• _ACTION ITEM_: For the records below, give the number of lines that include the string "this". Nothing else belongs in the answer.

───

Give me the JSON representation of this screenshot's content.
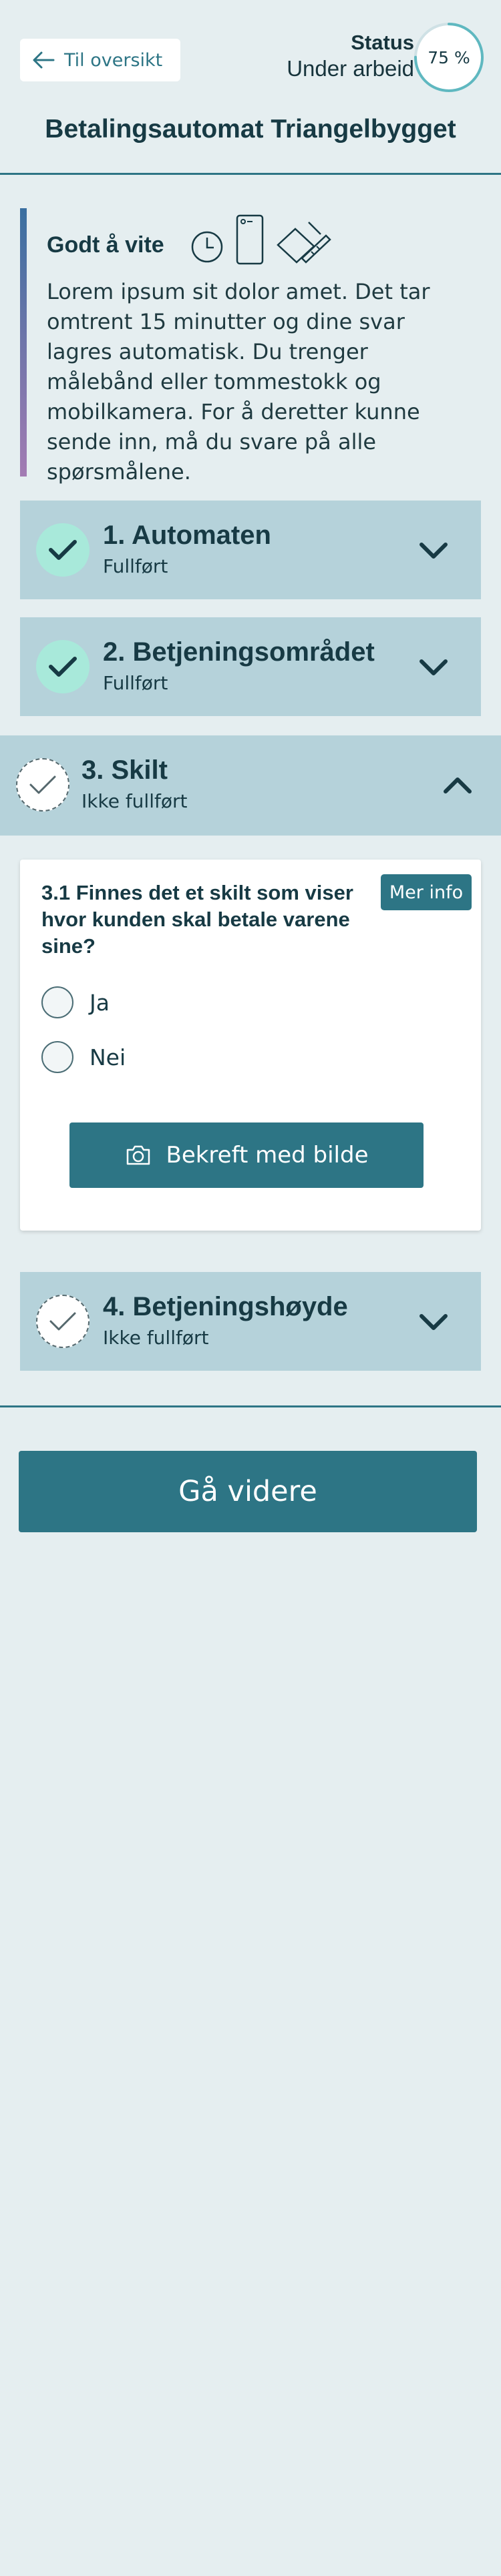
{
  "header": {
    "back_label": "Til oversikt",
    "status_label": "Status",
    "status_value": "Under arbeid",
    "progress_text": "75 %",
    "progress_percent": 75
  },
  "page": {
    "title": "Betalingsautomat Triangelbygget"
  },
  "info": {
    "title": "Godt å vite",
    "icons": [
      "clock-icon",
      "phone-icon",
      "measuring-tape-icon"
    ],
    "text": "Lorem ipsum sit dolor amet. Det tar omtrent 15 minutter og dine svar lagres automatisk. Du trenger målebånd eller tommestokk og mobilkamera. For å deretter kunne sende inn, må du svare på alle spørsmålene."
  },
  "sections": [
    {
      "title": "1. Automaten",
      "status": "Fullført",
      "completed": true
    },
    {
      "title": "2. Betjeningsområdet",
      "status": "Fullført",
      "completed": true
    },
    {
      "title": "3. Skilt",
      "status": "Ikke fullført",
      "completed": false,
      "expanded": true
    },
    {
      "title": "4. Betjeningshøyde",
      "status": "Ikke fullført",
      "completed": false
    }
  ],
  "question": {
    "text": "3.1 Finnes det et skilt som viser hvor kunden skal betale varene sine?",
    "info_label": "Mer info",
    "options": [
      "Ja",
      "Nei"
    ],
    "photo_button": "Bekreft med bilde"
  },
  "footer": {
    "continue_label": "Gå videre"
  },
  "colors": {
    "accent": "#2d7585",
    "card": "#b5d2da",
    "check": "#a8e9da",
    "background": "#e5eef0"
  }
}
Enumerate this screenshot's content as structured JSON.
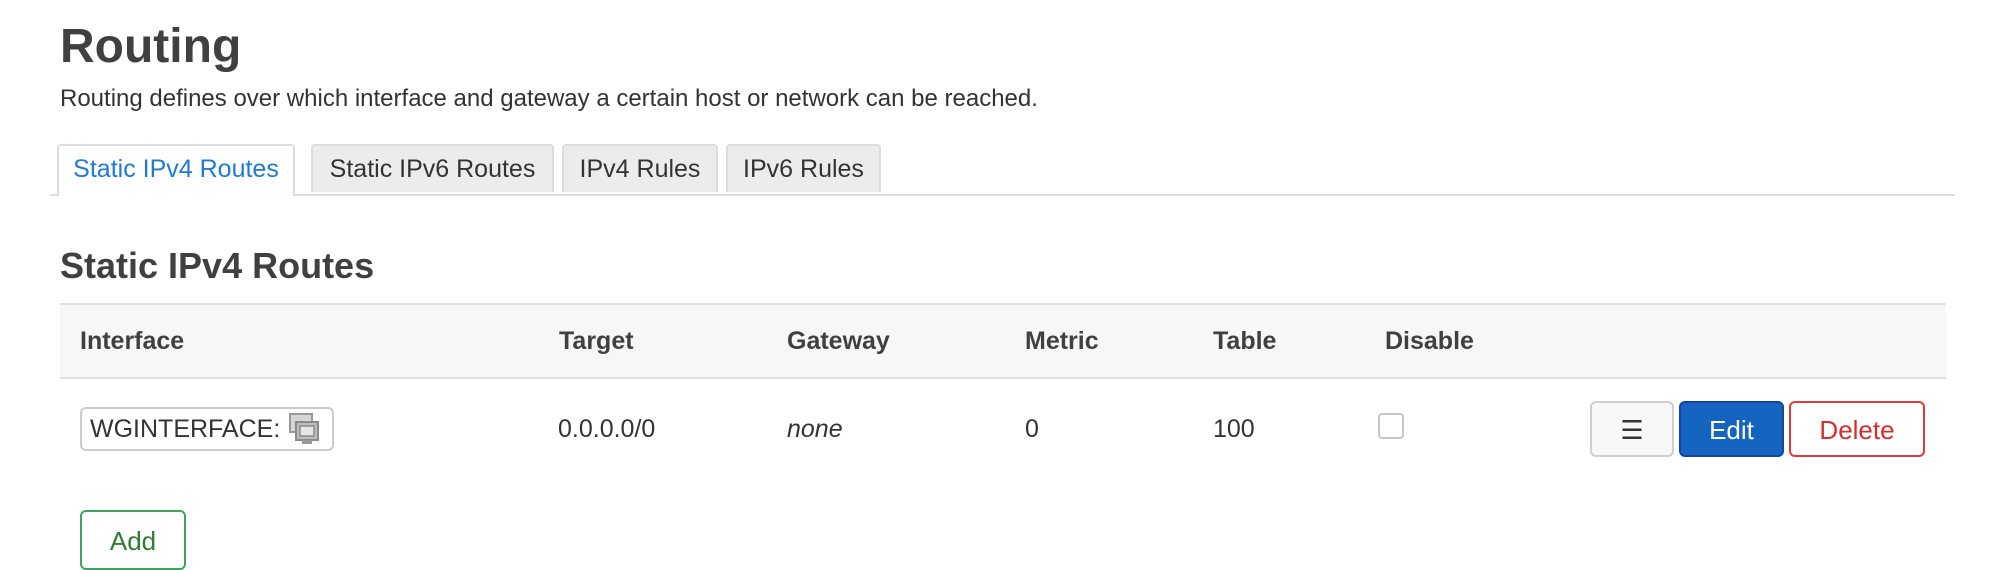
{
  "page": {
    "title": "Routing",
    "description": "Routing defines over which interface and gateway a certain host or network can be reached."
  },
  "tabs": [
    {
      "label": "Static IPv4 Routes",
      "active": true
    },
    {
      "label": "Static IPv6 Routes",
      "active": false
    },
    {
      "label": "IPv4 Rules",
      "active": false
    },
    {
      "label": "IPv6 Rules",
      "active": false
    }
  ],
  "section": {
    "title": "Static IPv4 Routes",
    "columns": [
      "Interface",
      "Target",
      "Gateway",
      "Metric",
      "Table",
      "Disable"
    ],
    "rows": [
      {
        "interface": "WGINTERFACE:",
        "interface_icon": "network-interface-icon",
        "target": "0.0.0.0/0",
        "gateway": "none",
        "metric": "0",
        "table": "100",
        "disabled": false
      }
    ],
    "buttons": {
      "menu": "☰",
      "edit": "Edit",
      "delete": "Delete",
      "add": "Add"
    }
  },
  "colors": {
    "active_tab": "#1f7ad0",
    "edit_button": "#1565c0",
    "delete_border": "#e53935",
    "add_border": "#3fa35f"
  }
}
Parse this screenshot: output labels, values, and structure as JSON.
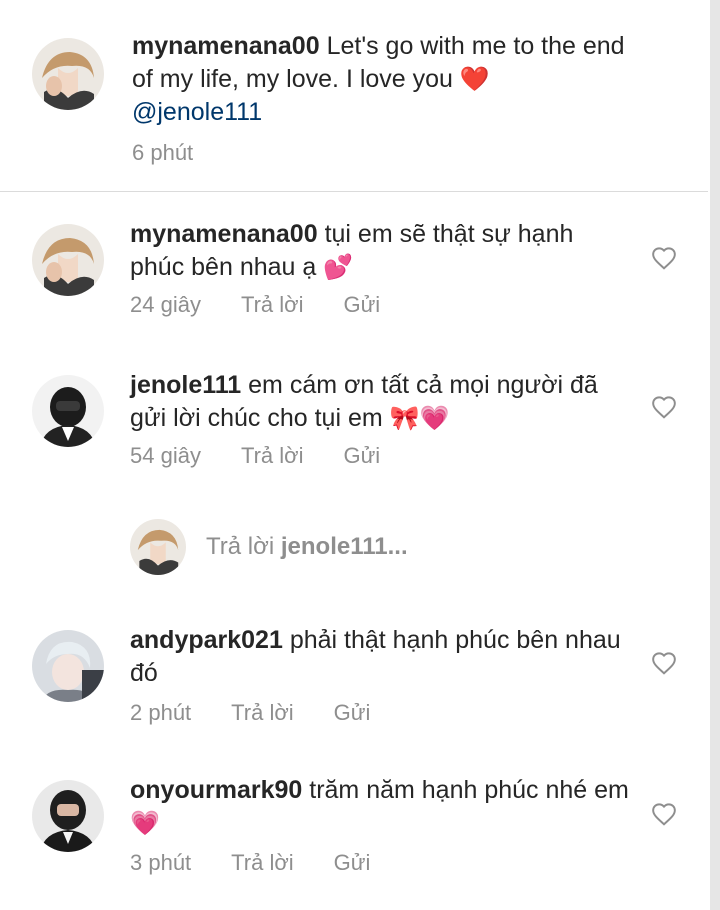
{
  "caption": {
    "username": "mynamenana00",
    "text": "Let's go with me to the end of my life, my love. I love you",
    "emoji": "❤️",
    "mention": "@jenole111",
    "time": "6 phút"
  },
  "comments": [
    {
      "username": "mynamenana00",
      "text": "tụi em sẽ thật sự hạnh phúc bên nhau ạ",
      "emoji": "💕",
      "time": "24 giây",
      "reply_label": "Trả lời",
      "send_label": "Gửi"
    },
    {
      "username": "jenole111",
      "text": "em cám ơn tất cả mọi người đã gửi lời chúc cho tụi em",
      "emoji": "🎀💗",
      "time": "54 giây",
      "reply_label": "Trả lời",
      "send_label": "Gửi"
    },
    {
      "username": "andypark021",
      "text": "phải thật hạnh phúc bên nhau đó",
      "emoji": "",
      "time": "2 phút",
      "reply_label": "Trả lời",
      "send_label": "Gửi"
    },
    {
      "username": "onyourmark90",
      "text": "trăm năm hạnh phúc nhé em",
      "emoji": "💗",
      "time": "3 phút",
      "reply_label": "Trả lời",
      "send_label": "Gửi"
    }
  ],
  "reply_input": {
    "prefix": "Trả lời",
    "target": "jenole111..."
  },
  "colors": {
    "text": "#262626",
    "secondary": "#8e8e8e",
    "mention": "#00376b",
    "divider": "#dbdbdb"
  },
  "icons": [
    "heart-icon"
  ]
}
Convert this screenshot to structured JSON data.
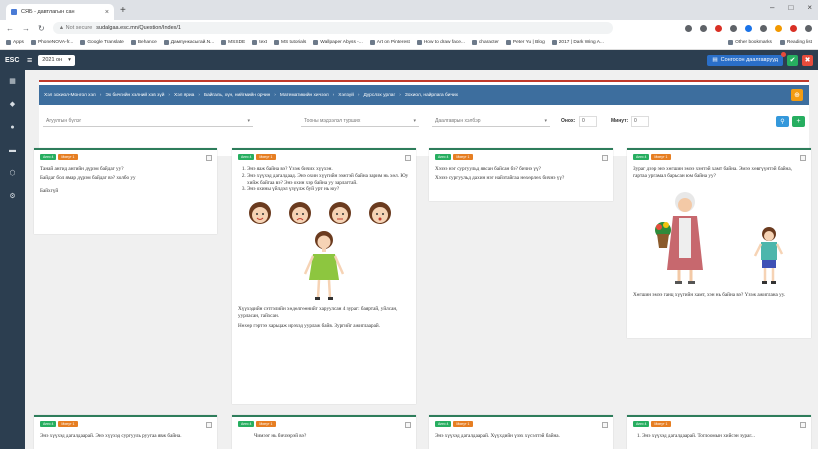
{
  "browser": {
    "tab_title": "СЯБ - давтлагын сан",
    "tab_close": "×",
    "new_tab": "+",
    "window_controls": [
      "–",
      "□",
      "×"
    ],
    "omnibox_warning": "▲ Not secure",
    "url": "sudalgaa.esc.mn/Question/Index/1",
    "bookmarks": [
      "Apps",
      "PhoneNOVA-fr...",
      "Google Translate",
      "Behance",
      "Дампункасыгай.N...",
      "MSSDE",
      "text",
      "MS tutorials",
      "Wallpaper Abyss -...",
      "Art on Pinterest",
      "How to draw face...",
      "character",
      "Peter Yu | Blog",
      "2017 | Dark Wing A..."
    ],
    "bookmarks_right": [
      "Other bookmarks",
      "Reading list"
    ]
  },
  "app": {
    "logo": "ESC",
    "menu_icon": "≡",
    "year": "2021 он",
    "year_caret": "▾",
    "list_button": "Сонгосон даалгаврууд",
    "ok_icon": "✔",
    "close_icon": "✖",
    "sidebar_icons": [
      "▦",
      "◆",
      "●",
      "▬",
      "⬡",
      "⚙"
    ]
  },
  "breadcrumb": {
    "items": [
      "Хэл зохиол-Монгол хэл",
      "Эх бичгийн хэлний хэв зүй",
      "Хэл яриа",
      "Байгаль, хүн, нийгмийн орчин",
      "Математикийн хичээл",
      "Хэлзүй",
      "Дүрслэх урлаг",
      "Зохиол, найрлага бичих"
    ],
    "separator": "›",
    "action_icon": "⊕"
  },
  "filters": {
    "author_placeholder": "Агуулгын бүлэг",
    "caret": "▾",
    "type_placeholder": "Тооны мэдээлэл турших",
    "task_placeholder": "Даалгаврын хэлбэр",
    "grade_label": "Онох:",
    "grade_value": "0",
    "minute_label": "Минут:",
    "minute_value": "0",
    "search_icon": "⚲",
    "add_icon": "+"
  },
  "cards": [
    {
      "tags": [
        "Анги 4",
        "Минут 1"
      ],
      "paragraphs": [
        "Танай ангид ангийн дүрэм байдаг уу?",
        "Байдаг бол ямар дүрэм байдаг вэ? холбо уу",
        "Байхгүй"
      ]
    },
    {
      "tags": [
        "Анги 4",
        "Минут 1"
      ],
      "list": [
        "Энэ яаж байна вэ? Үзэж бичих хүүхэн.",
        "Энэ хүүхэд дагалдаад. Энэ охин хүүгийн ээжтэй байна зарим нь хөл. Юу хийж байгаа вэ? Энэ охин хэр байна уу зарлагтай.",
        "Энэ охины үйлдэл үзүүлж буй урт нь юу?"
      ],
      "paragraphs": [
        "Хүүхэдийн сэтгэлийн хөдөлгөөнийг харуулсан 4 зураг: баяртай, уйлсан, уурласан, гайхсан.",
        "Нөхөр гэртээ харьцаж ирэхэд уурлаж байв. Зургийг ажиглаарай."
      ]
    },
    {
      "tags": [
        "Анги 4",
        "Минут 1"
      ],
      "paragraphs": [
        "Хэзээ нэг сургуульд явсан байсан бэ? бичнэ үү?",
        "Хэзээ сургуульд дахин нэг найзтайгаа нөхөрлөх бичнэ үү?"
      ]
    },
    {
      "tags": [
        "Анги 4",
        "Минут 1"
      ],
      "paragraphs": [
        "Зураг дээр энэ хөгшин эмээ хэнтэй хамт байна. Эмээ хөвгүүнтэй байна, гартаа ургамал барьсан юм байна уу?",
        "Хөгшин эмээ ганц хүүгийн хамт, хэн нь байна вэ? Үзэж ажиглана уу."
      ]
    },
    {
      "tags": [
        "Анги 4",
        "Минут 1"
      ],
      "paragraphs": [
        "Энэ хүүхэд дагалдаарай. Энэ хүүхэд сургууль руугаа явж байна."
      ]
    },
    {
      "tags": [
        "Анги 4",
        "Минут 1"
      ],
      "paragraphs": [
        "Чимээг нь бичээрэй вэ?"
      ]
    },
    {
      "tags": [
        "Анги 4",
        "Минут 1"
      ],
      "paragraphs": [
        "Энэ хүүхэд дагалдаарай. Хүүхдийн үзэх хүсэлтэй байна."
      ]
    },
    {
      "tags": [
        "Анги 4",
        "Минут 1"
      ],
      "list": [
        "Энэ хүүхэд дагалдаарай. Тоглоомын хийсэн зураг..."
      ]
    }
  ],
  "colors": {
    "appbar": "#2c3e50",
    "breadcrumb": "#3d6e9e",
    "card_border": "#2e7d5b",
    "accent_red": "#c0392b",
    "tag_green": "#27ae60",
    "tag_orange": "#e67e22"
  }
}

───

• _WRITTEN SOLUTION_: 4